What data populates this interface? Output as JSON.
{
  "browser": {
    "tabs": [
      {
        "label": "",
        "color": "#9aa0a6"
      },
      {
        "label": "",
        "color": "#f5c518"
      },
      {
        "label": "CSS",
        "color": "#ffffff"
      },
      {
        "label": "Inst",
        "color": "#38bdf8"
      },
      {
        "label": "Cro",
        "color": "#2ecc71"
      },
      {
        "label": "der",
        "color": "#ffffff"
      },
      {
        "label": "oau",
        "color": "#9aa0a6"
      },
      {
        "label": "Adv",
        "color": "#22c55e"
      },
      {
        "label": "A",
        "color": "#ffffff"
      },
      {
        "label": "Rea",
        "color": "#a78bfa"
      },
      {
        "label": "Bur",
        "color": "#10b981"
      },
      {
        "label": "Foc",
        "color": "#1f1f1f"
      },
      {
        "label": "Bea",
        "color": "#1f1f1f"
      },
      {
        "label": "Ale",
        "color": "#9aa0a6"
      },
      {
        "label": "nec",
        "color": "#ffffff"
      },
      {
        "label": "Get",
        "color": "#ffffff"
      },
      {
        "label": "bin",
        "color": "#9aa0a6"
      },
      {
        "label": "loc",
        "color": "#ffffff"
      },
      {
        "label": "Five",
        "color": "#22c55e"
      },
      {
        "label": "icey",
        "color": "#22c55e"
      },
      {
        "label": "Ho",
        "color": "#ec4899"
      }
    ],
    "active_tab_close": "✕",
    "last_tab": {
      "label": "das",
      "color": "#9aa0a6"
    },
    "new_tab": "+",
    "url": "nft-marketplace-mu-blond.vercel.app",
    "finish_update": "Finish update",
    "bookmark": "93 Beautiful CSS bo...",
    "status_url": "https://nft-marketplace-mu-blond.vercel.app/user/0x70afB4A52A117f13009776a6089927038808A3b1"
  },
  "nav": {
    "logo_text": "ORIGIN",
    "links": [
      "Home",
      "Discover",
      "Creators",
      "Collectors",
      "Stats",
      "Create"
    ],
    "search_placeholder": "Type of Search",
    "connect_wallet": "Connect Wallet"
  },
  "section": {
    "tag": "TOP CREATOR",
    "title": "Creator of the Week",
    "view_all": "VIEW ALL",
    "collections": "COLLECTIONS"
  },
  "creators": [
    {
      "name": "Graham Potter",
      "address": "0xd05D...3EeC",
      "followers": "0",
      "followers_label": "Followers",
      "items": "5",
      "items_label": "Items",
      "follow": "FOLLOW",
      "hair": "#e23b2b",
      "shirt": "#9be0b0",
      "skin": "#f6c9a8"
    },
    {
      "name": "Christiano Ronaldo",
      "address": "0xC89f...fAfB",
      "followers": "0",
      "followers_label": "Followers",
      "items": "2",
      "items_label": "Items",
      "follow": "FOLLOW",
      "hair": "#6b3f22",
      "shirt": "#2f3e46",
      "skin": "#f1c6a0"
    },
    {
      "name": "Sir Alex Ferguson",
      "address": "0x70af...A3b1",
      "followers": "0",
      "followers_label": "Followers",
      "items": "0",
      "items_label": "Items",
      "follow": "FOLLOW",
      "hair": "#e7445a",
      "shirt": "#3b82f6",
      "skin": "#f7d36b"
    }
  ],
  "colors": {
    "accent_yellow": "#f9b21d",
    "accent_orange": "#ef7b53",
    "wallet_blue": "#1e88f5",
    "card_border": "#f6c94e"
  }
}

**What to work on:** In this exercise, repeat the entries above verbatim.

**Answer to this task:**
What data populates this interface? Output as JSON.
{
  "browser": {
    "tabs": [
      {
        "label": "",
        "color": "#9aa0a6"
      },
      {
        "label": "",
        "color": "#f5c518"
      },
      {
        "label": "CSS",
        "color": "#ffffff"
      },
      {
        "label": "Inst",
        "color": "#38bdf8"
      },
      {
        "label": "Cro",
        "color": "#2ecc71"
      },
      {
        "label": "der",
        "color": "#ffffff"
      },
      {
        "label": "oau",
        "color": "#9aa0a6"
      },
      {
        "label": "Adv",
        "color": "#22c55e"
      },
      {
        "label": "A",
        "color": "#ffffff"
      },
      {
        "label": "Rea",
        "color": "#a78bfa"
      },
      {
        "label": "Bur",
        "color": "#10b981"
      },
      {
        "label": "Foc",
        "color": "#1f1f1f"
      },
      {
        "label": "Bea",
        "color": "#1f1f1f"
      },
      {
        "label": "Ale",
        "color": "#9aa0a6"
      },
      {
        "label": "nec",
        "color": "#ffffff"
      },
      {
        "label": "Get",
        "color": "#ffffff"
      },
      {
        "label": "bin",
        "color": "#9aa0a6"
      },
      {
        "label": "loc",
        "color": "#ffffff"
      },
      {
        "label": "Five",
        "color": "#22c55e"
      },
      {
        "label": "icey",
        "color": "#22c55e"
      },
      {
        "label": "Ho",
        "color": "#ec4899"
      }
    ],
    "active_tab_close": "✕",
    "last_tab": {
      "label": "das",
      "color": "#9aa0a6"
    },
    "new_tab": "+",
    "url": "nft-marketplace-mu-blond.vercel.app",
    "finish_update": "Finish update",
    "bookmark": "93 Beautiful CSS bo...",
    "status_url": "https://nft-marketplace-mu-blond.vercel.app/user/0x70afB4A52A117f13009776a6089927038808A3b1"
  },
  "nav": {
    "logo_text": "ORIGIN",
    "links": [
      "Home",
      "Discover",
      "Creators",
      "Collectors",
      "Stats",
      "Create"
    ],
    "search_placeholder": "Type of Search",
    "connect_wallet": "Connect Wallet"
  },
  "section": {
    "tag": "TOP CREATOR",
    "title": "Creator of the Week",
    "view_all": "VIEW ALL",
    "collections": "COLLECTIONS"
  },
  "creators": [
    {
      "name": "Graham Potter",
      "address": "0xd05D...3EeC",
      "followers": "0",
      "followers_label": "Followers",
      "items": "5",
      "items_label": "Items",
      "follow": "FOLLOW",
      "hair": "#e23b2b",
      "shirt": "#9be0b0",
      "skin": "#f6c9a8"
    },
    {
      "name": "Christiano Ronaldo",
      "address": "0xC89f...fAfB",
      "followers": "0",
      "followers_label": "Followers",
      "items": "2",
      "items_label": "Items",
      "follow": "FOLLOW",
      "hair": "#6b3f22",
      "shirt": "#2f3e46",
      "skin": "#f1c6a0"
    },
    {
      "name": "Sir Alex Ferguson",
      "address": "0x70af...A3b1",
      "followers": "0",
      "followers_label": "Followers",
      "items": "0",
      "items_label": "Items",
      "follow": "FOLLOW",
      "hair": "#e7445a",
      "shirt": "#3b82f6",
      "skin": "#f7d36b"
    }
  ],
  "colors": {
    "accent_yellow": "#f9b21d",
    "accent_orange": "#ef7b53",
    "wallet_blue": "#1e88f5",
    "card_border": "#f6c94e"
  }
}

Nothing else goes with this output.